4) Stuart

Q. How have others reacted to your stroke?

I’ve been really lucky, Wilma my partner has been amazing. She’s totally been there for me since day one. I wasn’t long retired and she was just getting used to having me under her feet all day- we had such plans for our retirement. When I got home I was such hard work, Wilma had to help me get in and out the bath and even help me get to the toilet during the night. It’s hard when your wife turns into your carer.

You really find out who your true friends are. I was surprised that some friends drifted away they just didn’t seem to know how to deal with me. I could be bitter about it but hey life’s too short. Bill from works been great, we meet up every week and give Wilma and me a break from each other.

Q. How has your stroke affected your relationships?

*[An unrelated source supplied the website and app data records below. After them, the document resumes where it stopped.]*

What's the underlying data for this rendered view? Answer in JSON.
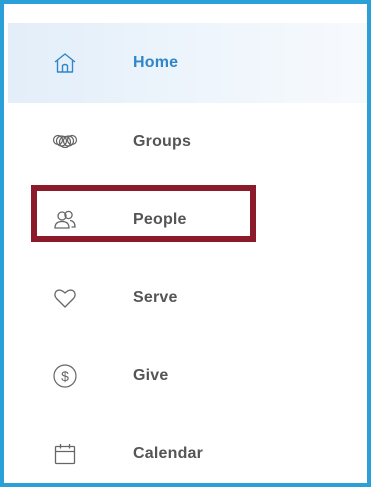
{
  "nav": {
    "items": [
      {
        "label": "Home",
        "icon": "home-icon",
        "active": true
      },
      {
        "label": "Groups",
        "icon": "groups-icon",
        "active": false
      },
      {
        "label": "People",
        "icon": "people-icon",
        "active": false
      },
      {
        "label": "Serve",
        "icon": "heart-icon",
        "active": false
      },
      {
        "label": "Give",
        "icon": "dollar-icon",
        "active": false
      },
      {
        "label": "Calendar",
        "icon": "calendar-icon",
        "active": false
      }
    ]
  },
  "colors": {
    "frame_border": "#2a9fd8",
    "active_accent": "#2f86c8",
    "active_background": "#e8f1fa",
    "text": "#555555",
    "icon_stroke": "#666666",
    "highlight_box": "#8b1a2b"
  }
}
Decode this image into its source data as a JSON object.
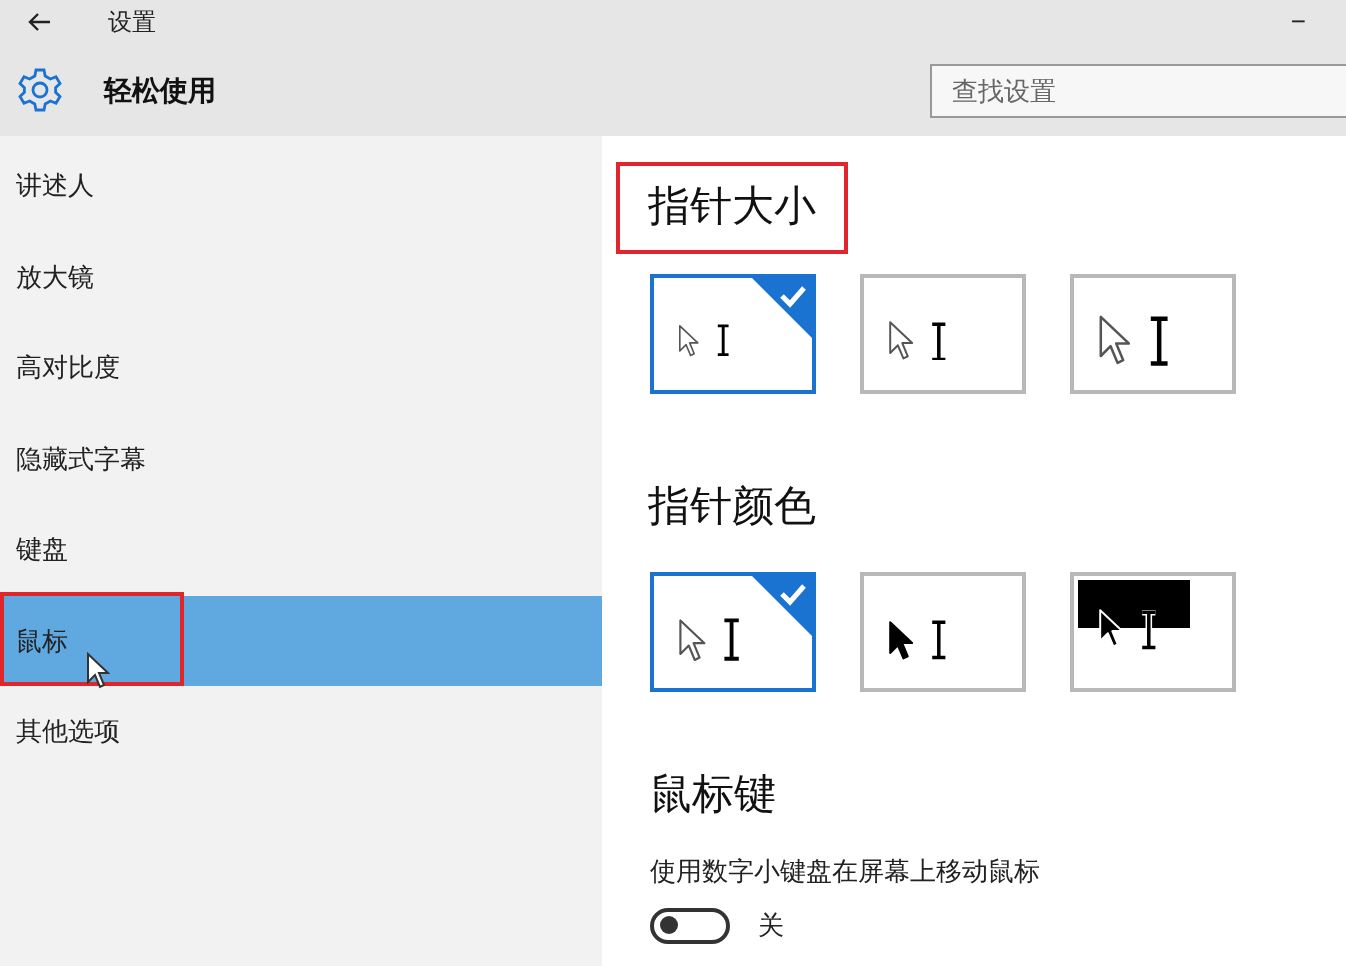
{
  "window": {
    "title": "设置",
    "minimize": "−"
  },
  "header": {
    "title": "轻松使用"
  },
  "search": {
    "placeholder": "查找设置"
  },
  "sidebar": {
    "items": [
      {
        "label": "讲述人",
        "selected": false,
        "highlighted": false
      },
      {
        "label": "放大镜",
        "selected": false,
        "highlighted": false
      },
      {
        "label": "高对比度",
        "selected": false,
        "highlighted": false
      },
      {
        "label": "隐藏式字幕",
        "selected": false,
        "highlighted": false
      },
      {
        "label": "键盘",
        "selected": false,
        "highlighted": false
      },
      {
        "label": "鼠标",
        "selected": true,
        "highlighted": true
      },
      {
        "label": "其他选项",
        "selected": false,
        "highlighted": false
      }
    ]
  },
  "pointer_size": {
    "title": "指针大小",
    "highlighted": true,
    "options": [
      {
        "kind": "small",
        "selected": true
      },
      {
        "kind": "medium",
        "selected": false
      },
      {
        "kind": "large",
        "selected": false
      }
    ]
  },
  "pointer_color": {
    "title": "指针颜色",
    "highlighted": false,
    "options": [
      {
        "kind": "white",
        "selected": true
      },
      {
        "kind": "black",
        "selected": false
      },
      {
        "kind": "inverted",
        "selected": false
      }
    ]
  },
  "mouse_keys": {
    "title": "鼠标键",
    "description": "使用数字小键盘在屏幕上移动鼠标",
    "toggle": {
      "on": false,
      "label": "关"
    }
  }
}
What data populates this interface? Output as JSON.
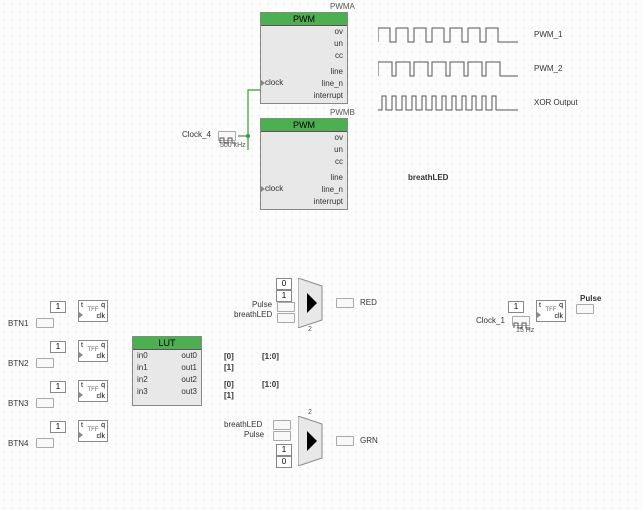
{
  "pwm_a": {
    "header": "PWMA",
    "title": "PWM",
    "ports_r": [
      "ov",
      "un",
      "cc",
      "line",
      "line_n",
      "interrupt"
    ],
    "port_clock": "clock"
  },
  "pwm_b": {
    "header": "PWMB",
    "title": "PWM",
    "ports_r": [
      "ov",
      "un",
      "cc",
      "line",
      "line_n",
      "interrupt"
    ],
    "port_clock": "clock"
  },
  "clock4": {
    "name": "Clock_4",
    "freq": "500 kHz"
  },
  "clock1": {
    "name": "Clock_1",
    "freq": "15 Hz"
  },
  "waveforms": {
    "pwm1": "PWM_1",
    "pwm2": "PWM_2",
    "xor": "XOR Output"
  },
  "xor_out_net": "breathLED",
  "lut": {
    "title": "LUT",
    "ins": [
      "in0",
      "in1",
      "in2",
      "in3"
    ],
    "outs": [
      "out0",
      "out1",
      "out2",
      "out3"
    ]
  },
  "btns": [
    "BTN1",
    "BTN2",
    "BTN3",
    "BTN4"
  ],
  "tff": {
    "t": "t",
    "q": "q",
    "lbl": "TFF",
    "clk": "clk"
  },
  "consts": {
    "one": "1",
    "zero": "0"
  },
  "mux_red": {
    "in3": "Pulse",
    "in2": "breathLED",
    "out": "RED"
  },
  "mux_grn": {
    "in3": "breathLED",
    "in2": "Pulse",
    "out": "GRN"
  },
  "pulse_net": "Pulse",
  "bus": {
    "pair_top": "[0]",
    "pair_top2": "[1]",
    "range": "[1:0]",
    "pair_bot": "[0]",
    "pair_bot2": "[1]"
  }
}
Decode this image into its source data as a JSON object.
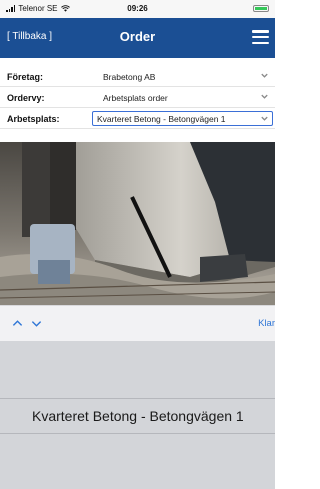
{
  "status_bar": {
    "carrier": "Telenor SE",
    "time": "09:26",
    "battery_color": "#35c759"
  },
  "nav": {
    "back_label": "[ Tillbaka ]",
    "title": "Order",
    "menu_icon": "hamburger-menu-icon",
    "bar_color": "#1b4f94"
  },
  "form": {
    "company_label": "Företag:",
    "company_value": "Brabetong AB",
    "order_view_label": "Ordervy:",
    "order_view_value": "Arbetsplats order",
    "workplace_label": "Arbetsplats:",
    "workplace_value": "Kvarteret Betong - Betongvägen 1"
  },
  "toolbar": {
    "prev_icon": "chevron-up-icon",
    "next_icon": "chevron-down-icon",
    "done_label": "Klar",
    "done_color": "#2f76d6"
  },
  "picker": {
    "options": [
      "Kvarteret Betong - Betongvägen 1"
    ]
  }
}
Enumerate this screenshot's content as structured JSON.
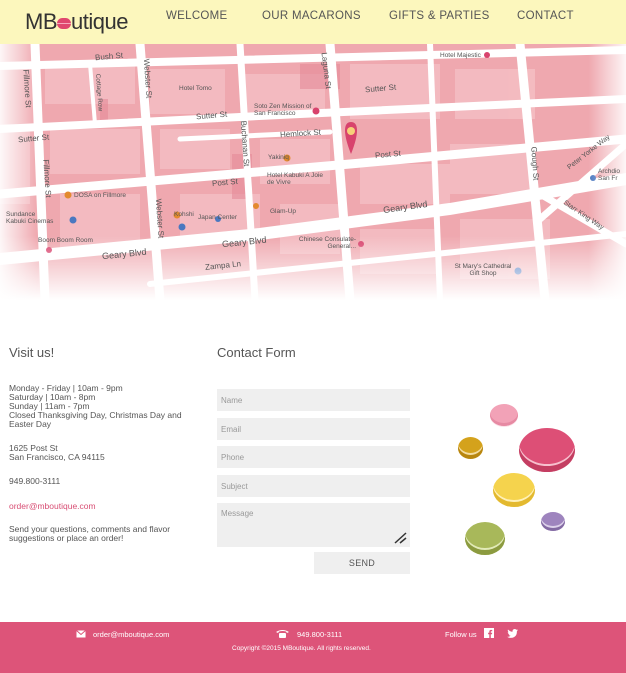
{
  "brand": {
    "logo_text_pre": "MB",
    "logo_text_post": "utique",
    "logo_icon": "macaron-logo-icon"
  },
  "nav": [
    {
      "label": "WELCOME"
    },
    {
      "label": "OUR MACARONS"
    },
    {
      "label": "GIFTS & PARTIES"
    },
    {
      "label": "CONTACT"
    }
  ],
  "map": {
    "streets": [
      "Bush St",
      "Laguna St",
      "Fillmore St",
      "Cottage Row",
      "Webster St",
      "Sutter St",
      "Sutter St",
      "Sutter St",
      "Hemlock St",
      "Post St",
      "Post St",
      "Buchanan St",
      "Geary Blvd",
      "Geary Blvd",
      "Geary Blvd",
      "Zampa Ln",
      "Gough St",
      "Peter Yorke Way",
      "Starr King Way",
      "Fillmore St",
      "Webster St"
    ],
    "places": [
      "Hotel Majestic",
      "Hotel Tomo",
      "Soto Zen Mission of San Francisco",
      "Yakiniq",
      "Hotel Kabuki A Joie de Vivre",
      "DOSA on Fillmore",
      "Sundance Kabuki Cinemas",
      "Boom Boom Room",
      "Kohshi",
      "Japan Center",
      "Glam-Up",
      "Chinese Consulate-General...",
      "St Mary's Cathedral Gift Shop",
      "Archdio San Fr"
    ]
  },
  "visit": {
    "title": "Visit us!",
    "hours": [
      "Monday - Friday | 10am - 9pm",
      "Saturday | 10am - 8pm",
      "Sunday | 11am - 7pm",
      "Closed Thanksgiving Day, Christmas Day and",
      "Easter Day"
    ],
    "address": [
      "1625 Post St",
      "San Francisco, CA 94115"
    ],
    "phone": "949.800-3111",
    "email": "order@mboutique.com",
    "note": [
      "Send your questions, comments and flavor",
      "suggestions or place an order!"
    ]
  },
  "form": {
    "title": "Contact Form",
    "name_placeholder": "Name",
    "email_placeholder": "Email",
    "phone_placeholder": "Phone",
    "subject_placeholder": "Subject",
    "message_placeholder": "Message",
    "send_label": "SEND"
  },
  "footer": {
    "email": "order@mboutique.com",
    "phone": "949.800-3111",
    "follow": "Follow us",
    "copyright": "Copyright ©2015 MBoutique. All rights reserved."
  },
  "colors": {
    "header_bg": "#fcf7bd",
    "accent": "#dd5479",
    "link": "#d84e74"
  }
}
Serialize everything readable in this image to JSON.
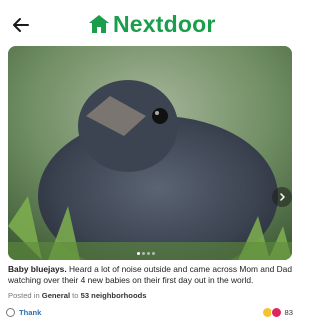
{
  "header": {
    "back_icon": "arrow-left-icon",
    "brand_icon": "house-icon",
    "brand_name": "Nextdoor",
    "brand_color": "#1a9e4b"
  },
  "post": {
    "image": {
      "description_icon": "bird-photo",
      "carousel_total": 4,
      "carousel_current": 1
    },
    "caption_title": "Baby bluejays.",
    "caption_body": " Heard a lot of noise outside and came across Mom and Dad watching over their 4 new babies on their first day out in the world.",
    "posted_prefix": "Posted in ",
    "posted_category": "General",
    "posted_middle": " to ",
    "posted_audience": "53 neighborhoods"
  },
  "footer": {
    "thank_label": "Thank",
    "reaction_count": "83"
  }
}
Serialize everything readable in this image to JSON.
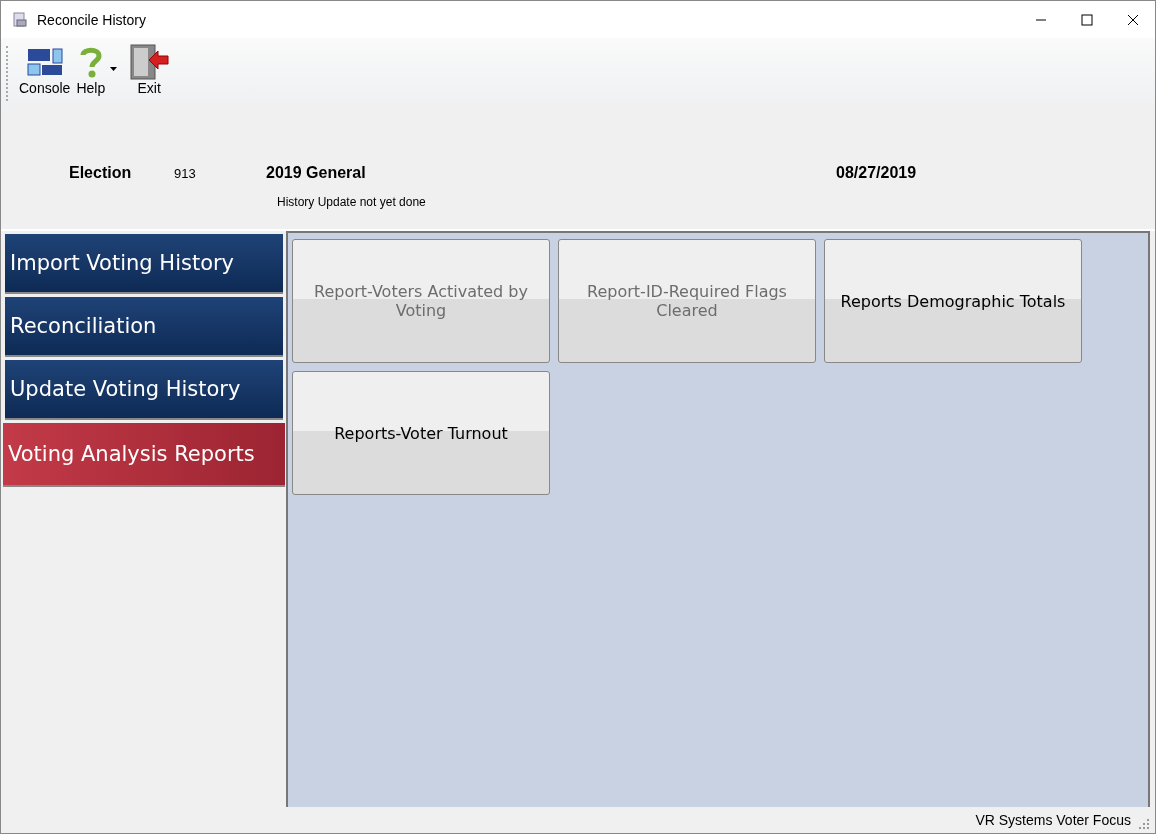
{
  "window": {
    "title": "Reconcile History"
  },
  "toolbar": [
    {
      "kind": "console",
      "label": "Console"
    },
    {
      "kind": "help",
      "label": "Help"
    },
    {
      "kind": "dropdown"
    },
    {
      "kind": "exit",
      "label": "Exit"
    }
  ],
  "election": {
    "label": "Election",
    "number": "913",
    "name": "2019 General",
    "date": "08/27/2019",
    "status": "History Update not yet done"
  },
  "nav": [
    {
      "label": "Import Voting History",
      "selected": false
    },
    {
      "label": "Reconciliation",
      "selected": false
    },
    {
      "label": "Update Voting History",
      "selected": false
    },
    {
      "label": "Voting Analysis Reports",
      "selected": true
    }
  ],
  "tiles": [
    {
      "label": "Report-Voters Activated by Voting",
      "disabled": true
    },
    {
      "label": "Report-ID-Required Flags Cleared",
      "disabled": true
    },
    {
      "label": "Reports Demographic Totals",
      "disabled": false
    },
    {
      "label": "Reports-Voter Turnout",
      "disabled": false
    }
  ],
  "status_bar": {
    "text": "VR Systems Voter Focus"
  }
}
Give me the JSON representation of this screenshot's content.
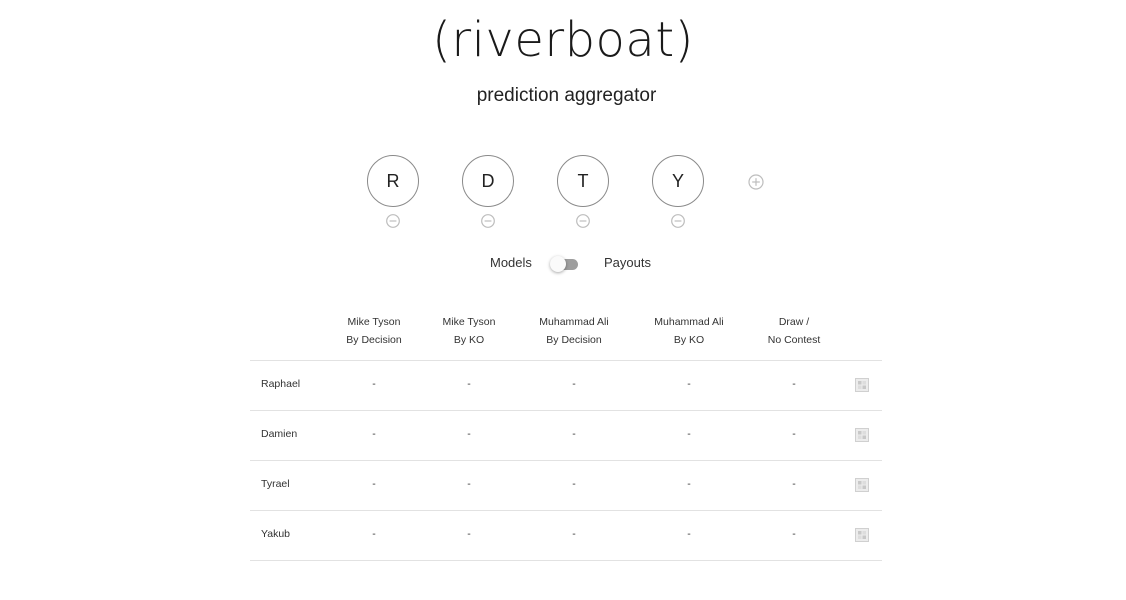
{
  "header": {
    "title": "(riverboat)",
    "subtitle": "prediction aggregator"
  },
  "models": [
    {
      "initial": "R"
    },
    {
      "initial": "D"
    },
    {
      "initial": "T"
    },
    {
      "initial": "Y"
    }
  ],
  "toggle": {
    "left_label": "Models",
    "right_label": "Payouts",
    "state": "off"
  },
  "table": {
    "columns": [
      {
        "line1": "Mike Tyson",
        "line2": "By Decision"
      },
      {
        "line1": "Mike Tyson",
        "line2": "By KO"
      },
      {
        "line1": "Muhammad Ali",
        "line2": "By Decision"
      },
      {
        "line1": "Muhammad Ali",
        "line2": "By KO"
      },
      {
        "line1": "Draw /",
        "line2": "No Contest"
      }
    ],
    "rows": [
      {
        "name": "Raphael",
        "values": [
          "-",
          "-",
          "-",
          "-",
          "-"
        ]
      },
      {
        "name": "Damien",
        "values": [
          "-",
          "-",
          "-",
          "-",
          "-"
        ]
      },
      {
        "name": "Tyrael",
        "values": [
          "-",
          "-",
          "-",
          "-",
          "-"
        ]
      },
      {
        "name": "Yakub",
        "values": [
          "-",
          "-",
          "-",
          "-",
          "-"
        ]
      }
    ]
  },
  "colors": {
    "icon_gray": "#bdbdbd",
    "divider": "#e2e2e2"
  }
}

If anything Wilma and I are stronger. We still have a laugh together and when things get hard we try to work it out together rather than blame each other. We still need our space, but that’s pretty normal isn’t it? We had thought about moving abroad when I retired but now we’re stuck in sunny Scotland. But you know it’s made us think about what’s important like being close to our children and grandchildren- now life’s slowed down we see much more of them. At first we didn’t want to have carers in but we now have someone in the morning and that wee bit of help has made such a difference to us. Wilma’s less tired out but almost more importantly it means she’s still my partner most of the time, not my carer. To begin with I thought she didn’t fancy me anymore but when we eventually discussed it she said it felt strange with her caring for me and everything. She wasn’t sure if I would be interested any more, I soon put her right.

Q. Can people see the effect of your stroke?

So as you can see I’ve been left with weakness down my left side and I have to use this thing (points to wheelchair). I suppose people don’t see the other side of it, like coming to terms with how it’s changed my whole life. It’s not all been bad, but it’s been quite a journey so far.

Q. What is your take home advice?

Don’t try and change what you can’t change, like going abroad. Some relationships have got stronger but some friends have drifted away. It certainly worked for us being able to talk about it. You worry about what you might hear from those close to you, but most of the time things are never as bad as you think they will be. It helped not over-thinking things and talking about my worries instead of lying awake at night thinking about them.

Key points

It’s important to:

  • not try and change what you can’t change
  • not over-think things
  • talk about your concerns
  • realise that some relationships may get stronger while some friends may drift away